The biomedical sector is constantly facing challenges, but one of the biggest changes in the structure of several companies was the pandemic. The closure of face-to-face activities and limitations in mobility forced companies to adopt new ways of working to maintain their operations.
The ally of many industrial sectors in that year was digitalization, in the case of the medical device industry the adaptation was rapid, and in the words of industry experts, this transformation will likely continue despite the end of the restrictions that came with Covid-19.
Digitalization has become necessary for companies to remain competitive and make efficient use of all their resources.
At the last International Bio Conference, Patrizia Cavazzoni, Deputy Director of Operations at the FDA’s Center for Drug Evaluation and Research (CDER), and Peter Marks, Director of the Center for Biologics Evaluation and Research (CBER), led by Cartier Esham, Chief Scientific Officer of the Biotechnology Innovation Organization (BIO), participated in a panel discussion focused on the digitization of the industry.
The panel discussed areas of opportunity for the industry on its path to digitization, presenting flanks such as inventory management, logistics and distribution, device maintenance, product development, and warehouse operations.
These areas of opportunity create a landscape where various technologies can be included, such as artificial intelligence, data management, and generation technologies, specialized hardware, and even Virtual and Augmented Reality. This can accelerate communication processes between different areas, and hypothesis generation thanks to efficient use of Data, immersive training programs, and even virtual experimentations.
The use of technology such as the Industrial Internet of Things (IIoT) allows companies to optimize their processes including the integration of information technologies and operational technologies, which allows efficient use of each resource. A clear example is the data that companies store, of which only an average of 30 % is used due to the complexity of operation in archaic storage methods.

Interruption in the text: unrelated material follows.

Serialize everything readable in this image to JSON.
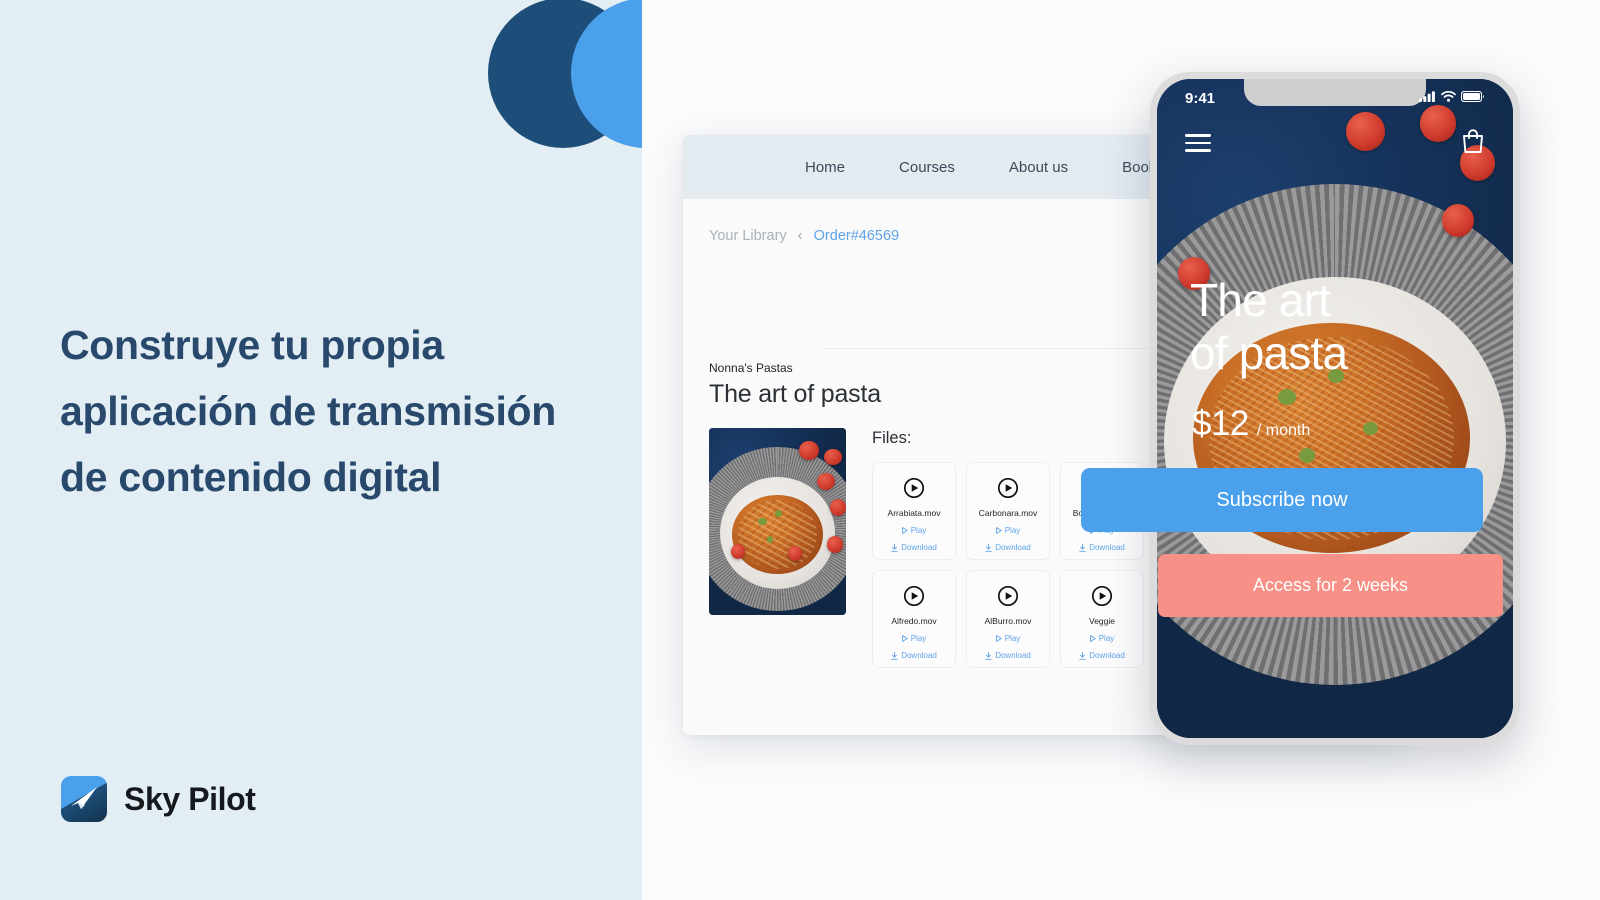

The efficient use of these resources, digitizing, monitoring, and analyzing data, integrating software, and automating processes is known as Bioprocessing 4.0.

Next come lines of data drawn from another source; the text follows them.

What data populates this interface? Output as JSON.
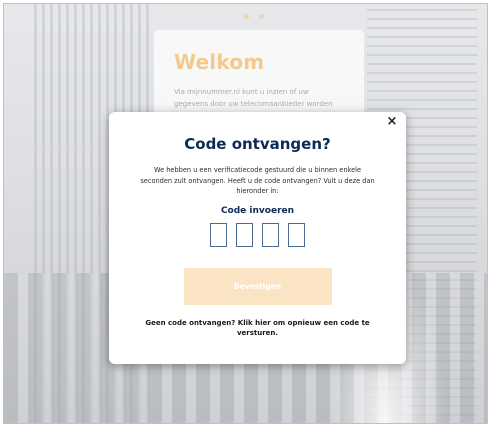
{
  "background": {
    "welcome_title": "Welkom",
    "welcome_text": "Via mijnnummer.nl kunt u inzien of uw gegevens door uw telecomaanbieder worden"
  },
  "modal": {
    "title": "Code ontvangen?",
    "description": "We hebben u een verificatiecode gestuurd die u binnen enkele seconden zult ontvangen. Heeft u de code ontvangen? Vult u deze dan hieronder in:",
    "code_label": "Code invoeren",
    "code_digits": [
      "",
      "",
      "",
      ""
    ],
    "confirm_label": "Bevestigen",
    "resend_text": "Geen code ontvangen? Klik hier om opnieuw een code te versturen.",
    "close_glyph": "×"
  },
  "colors": {
    "accent": "#f4c98c",
    "title": "#0d2a57",
    "button_disabled": "#fbe4c4"
  }
}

The advantages have been quite clear, to the point that 80% of the companies that integrated these systems into their operations during the pandemic have announced that digitization will continue, in addition to 70% that have noticed the competitive advantages of digital innovation.

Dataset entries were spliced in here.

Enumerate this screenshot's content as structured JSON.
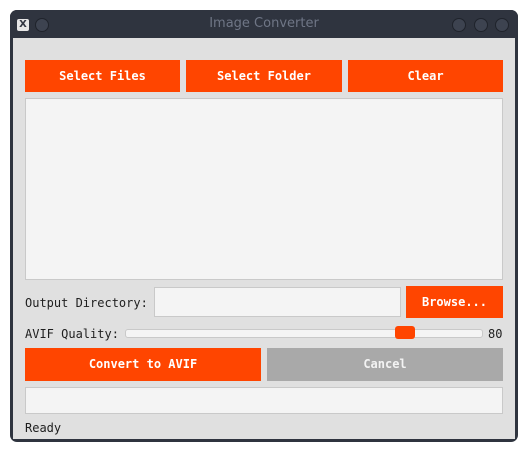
{
  "window": {
    "title": "Image Converter",
    "app_icon_glyph": "X",
    "app_icon_name": "x-window-icon"
  },
  "toolbar": {
    "select_files_label": "Select Files",
    "select_folder_label": "Select Folder",
    "clear_label": "Clear"
  },
  "file_list": {
    "items": []
  },
  "output": {
    "label": "Output Directory:",
    "value": "",
    "browse_label": "Browse..."
  },
  "quality": {
    "label": "AVIF Quality:",
    "value": 80,
    "value_text": "80",
    "min": 0,
    "max": 100
  },
  "actions": {
    "convert_label": "Convert to AVIF",
    "cancel_label": "Cancel",
    "cancel_enabled": false
  },
  "progress": {
    "value": 0
  },
  "status": {
    "text": "Ready"
  },
  "colors": {
    "accent": "#ff4500",
    "disabled": "#a9a9a9",
    "background": "#e0e0e0",
    "titlebar": "#2f343f"
  }
}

Changes in organizational culture
The inclusion of technology seemed to make companies colder, increasing the difficulties in communication among members. However, this has been disproved over the years: companies that include improvements in digitization and automation also achieve greater efficiency in the integration of their human resources.
Virtual reality-based training programs increase retention capacity and decrease onboarding times. Digitization improves access to data enabling better collaboration between colleagues and an intelligent structure that allows each area to remain interconnected.
Cybersecurity is one of the biggest challenges in digital integration. On the road to digital transformation, new issues also arise, to which traditional methods were not exposed. These new challenges are a push for companies to learn working methods that protect their company.
Cybersecurity has become necessary for companies moving their data and processes to digital platforms. In an interconnected environment, robotics, manufacturing systems, machines, and tools can be vulnerable to intrusion.
This is not only a problem that should concern large multinationals, as even small and medium-sized companies linked to the biomedical sector can suffer attacks and attempts to steal intellectual property or shut down operations.
To combat these challenges victoriously, many companies have already begun to shield the use of data by establishing limitations on their equipment and networks.
Undoubtedly, the digital transformation came as a necessity in the face of a scenario that seemed to be changing, in the face of a situation that seems to be returning to pre-pandemic rhythms, companies have noticed several of the advantages of fully integrating technology into their processes, continuing the precedent started in 2020 until full integration is achieved.